Most modern artificial limbs are attached to the stump of the amputee by belts and cuffs or by suction. The stump usually fits into a socket on the prosthetic. The socket is custom made to create a better fit between the leg and the artificial limb, which helps reduce wear on the stump. The custom socket is created by taking a plaster cast of the stump and then making a mold from the plaster cast. Newer methods include laser guided measuring which can be input directly to a computer allowing for a more sophisticated design.
One of the biggest problems with the stump and socket attachment is that there is a large amount of rubbing between the stump and socket. This can be painful and can cause breakdown of tissue.
Artificial limbs are typically manufactured using the following steps:
Recently the i-Limb hand, invented in Edinburgh, Scotland, by David Gow has become the first commercially available hand prosthesis with five individually powered digits. The hand also possesses a manually rotatable thumb which is operated passively by the user and allows the hand to grip in precision, power and key grip modes. Raymond Edwards, Limbless Association Acting CEO, is the first amputee to be fitted with the i-LIMB by the National Health Service in the UK. The hand, manufactured by "Touch Bionics" of Scotland, went on sale on 18th July 2007 in Britain for £8,500 (U.S. $17,454).
Targeted muscle reinnervation (TMR) is a technique in which motor nerves which previously controlled muscles on an amputated limb are surgically rerouted such that they reinnervate a small region of a large, intact muscle, such as the pectoralis major. As a result, when a patient thinks about moving the thumb of his missing hand, a small area of muscle on his chest will contract instead. By placing sensors over the reinervated muscle, these contractions can be made to control movement of an appropriate part of the robotic prosthesis.

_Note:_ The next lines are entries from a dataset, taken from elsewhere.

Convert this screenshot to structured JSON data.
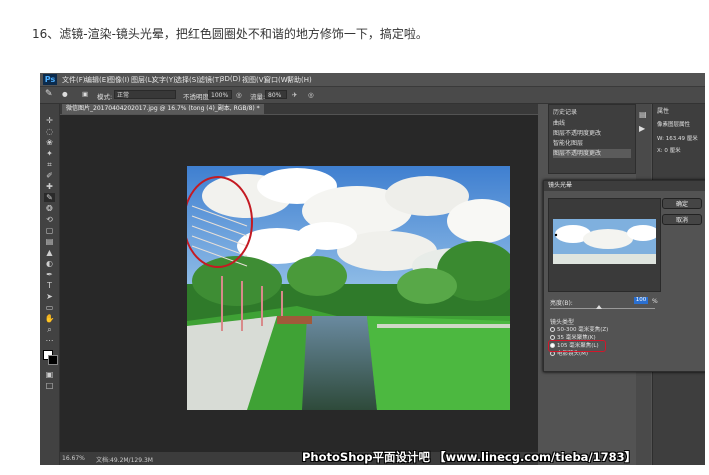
{
  "caption": "16、滤镜-渲染-镜头光晕，把红色圆圈处不和谐的地方修饰一下，搞定啦。",
  "photoshop": {
    "logo": "Ps",
    "menu": [
      "文件(F)",
      "编辑(E)",
      "图像(I)",
      "图层(L)",
      "文字(Y)",
      "选择(S)",
      "滤镜(T)",
      "3D(D)",
      "视图(V)",
      "窗口(W)",
      "帮助(H)"
    ],
    "options": {
      "mode_label": "模式:",
      "mode_value": "正常",
      "opacity_label": "不透明度:",
      "opacity_value": "100%",
      "flow_label": "流量:",
      "flow_value": "80%"
    },
    "document_tab": "微信图片_20170404202017.jpg @ 16.7% (tong (4)_副本, RGB/8) *",
    "history_panel": {
      "title": "历史记录",
      "items": [
        "曲线",
        "图层不透明度更改",
        "智能化图层",
        "图层不透明度更改"
      ]
    },
    "properties_panel": {
      "title": "属性",
      "label": "像素图层属性",
      "w": "W: 163.49 厘米",
      "x": "X: 0 厘米"
    },
    "status": {
      "zoom": "16.67%",
      "doc": "文档:49.2M/129.3M"
    },
    "lens_flare_dialog": {
      "title": "镜头光晕",
      "ok": "确定",
      "cancel": "取消",
      "brightness_label": "亮度(B):",
      "brightness_value": "100",
      "brightness_unit": "%",
      "lens_type_label": "镜头类型",
      "lens_types": [
        "50-300 毫米变焦(Z)",
        "35 毫米聚焦(K)",
        "105 毫米聚焦(L)",
        "电影镜头(M)"
      ],
      "selected_index": 2
    }
  },
  "watermark": "PhotoShop平面设计吧 【www.linecg.com/tieba/1783】"
}
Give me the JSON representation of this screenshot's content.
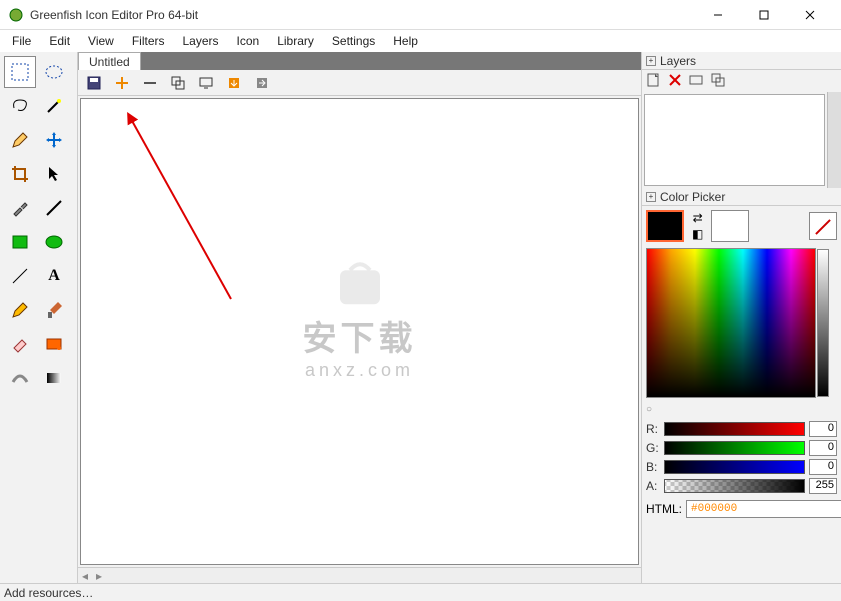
{
  "titlebar": {
    "title": "Greenfish Icon Editor Pro 64-bit"
  },
  "menu": {
    "items": [
      "File",
      "Edit",
      "View",
      "Filters",
      "Layers",
      "Icon",
      "Library",
      "Settings",
      "Help"
    ]
  },
  "tabs": {
    "active": "Untitled"
  },
  "doc_toolbar": {
    "icons": [
      "save-icon",
      "plus-icon",
      "minus-icon",
      "duplicate-icon",
      "monitor-icon",
      "arrow-down-icon",
      "arrow-right-icon"
    ]
  },
  "tools": [
    "select-rect",
    "select-freehand",
    "lasso",
    "wand",
    "pencil",
    "move",
    "crop",
    "pointer",
    "eyedropper",
    "line",
    "rect-fill",
    "ellipse-fill",
    "line-tool",
    "text",
    "brush",
    "paint-brush",
    "eraser",
    "gradient",
    "smudge",
    "shape"
  ],
  "layers": {
    "title": "Layers",
    "tool_icons": [
      "new-layer-icon",
      "delete-layer-icon",
      "duplicate-layer-icon",
      "merge-layer-icon"
    ]
  },
  "color_picker": {
    "title": "Color Picker",
    "r": 0,
    "g": 0,
    "b": 0,
    "a": 255,
    "html_label": "HTML:",
    "html_value": "#000000",
    "labels": {
      "r": "R:",
      "g": "G:",
      "b": "B:",
      "a": "A:"
    }
  },
  "statusbar": {
    "text": "Add resources…"
  },
  "watermark": {
    "top": "安下载",
    "bottom": "anxz.com"
  }
}
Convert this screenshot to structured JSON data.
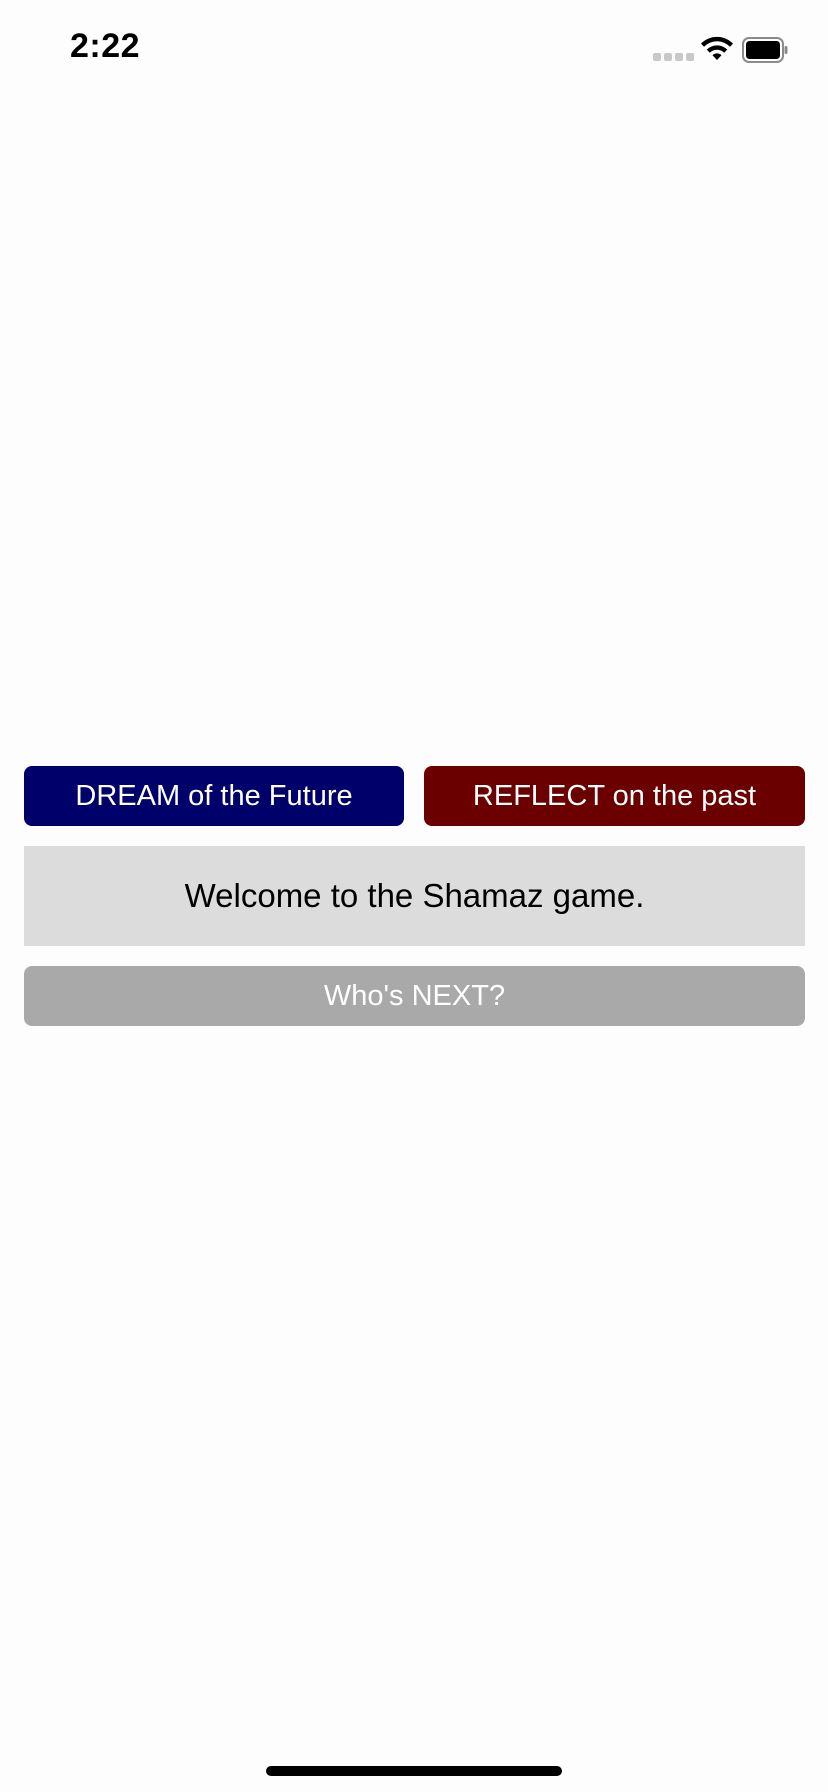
{
  "status_bar": {
    "time": "2:22",
    "signal_icon": "signal-dots-icon",
    "wifi_icon": "wifi-icon",
    "battery_icon": "battery-icon",
    "battery_level": 1.0
  },
  "actions": {
    "dream_label": "DREAM of the Future",
    "reflect_label": "REFLECT on the past",
    "dream_color": "#00006a",
    "reflect_color": "#6a0000"
  },
  "message": {
    "text": "Welcome to the Shamaz game."
  },
  "next": {
    "label": "Who's NEXT?",
    "color": "#a9a9a9"
  }
}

An emerging variant of this technique is called targeted sensory reinnervation (TSR). This procedure is similar to TMR, except that sensory nerves are surgically rerouted to skin on the chest, rather than motor nerves rerouted to muscle. The patient then feels any sensory stimulus on that area of the chest, such as pressure or temperature, as if it were occurring on the area of the amputated limb which the nerve originally innervated. In the future, artificial limbs could be built with sensors on fingertips or other important areas. When a stimulus, such as pressure or temperature, activated these sensors, an electrical signal would be sent to an actuator, which would produce a similar stimulus on the "rewired" area of chest skin. The user would then feel that stimulus as if it were occurring on an appropriate part of the artificial limb.
Recently, robotic limbs have improved in their ability to take signals from the human brain and translate those signals into motion in the artificial limb. DARPA, the Pentagon’s research division, is working to make even more advancements in this area. Their desire is to create an artificial limb that ties directly into the nervous system.
The main disadvantage of this method is that amputees with the direct bone attachment cannot have large impacts on the limb, such as those experienced during jogging, because of the potential for the bone to break.
There is currently an open Prosthetics design forum known as the "Open Prosthetics Project". The group employs collaborators and volunteers to advance Prosthetics technology while attempting to lower the costs of these necessary devices. Visit their site at http://OpenProsthetics.org.
A plan for a low-cost artificial leg, designed by Sébastien Dubois, featured at the 2007 Indernational Design Exhibition award show in Copenhagen, Denmark. It plans to be able to create an energy-return prosthetic leg for US 8 dollars, composed primarily of fiberglass.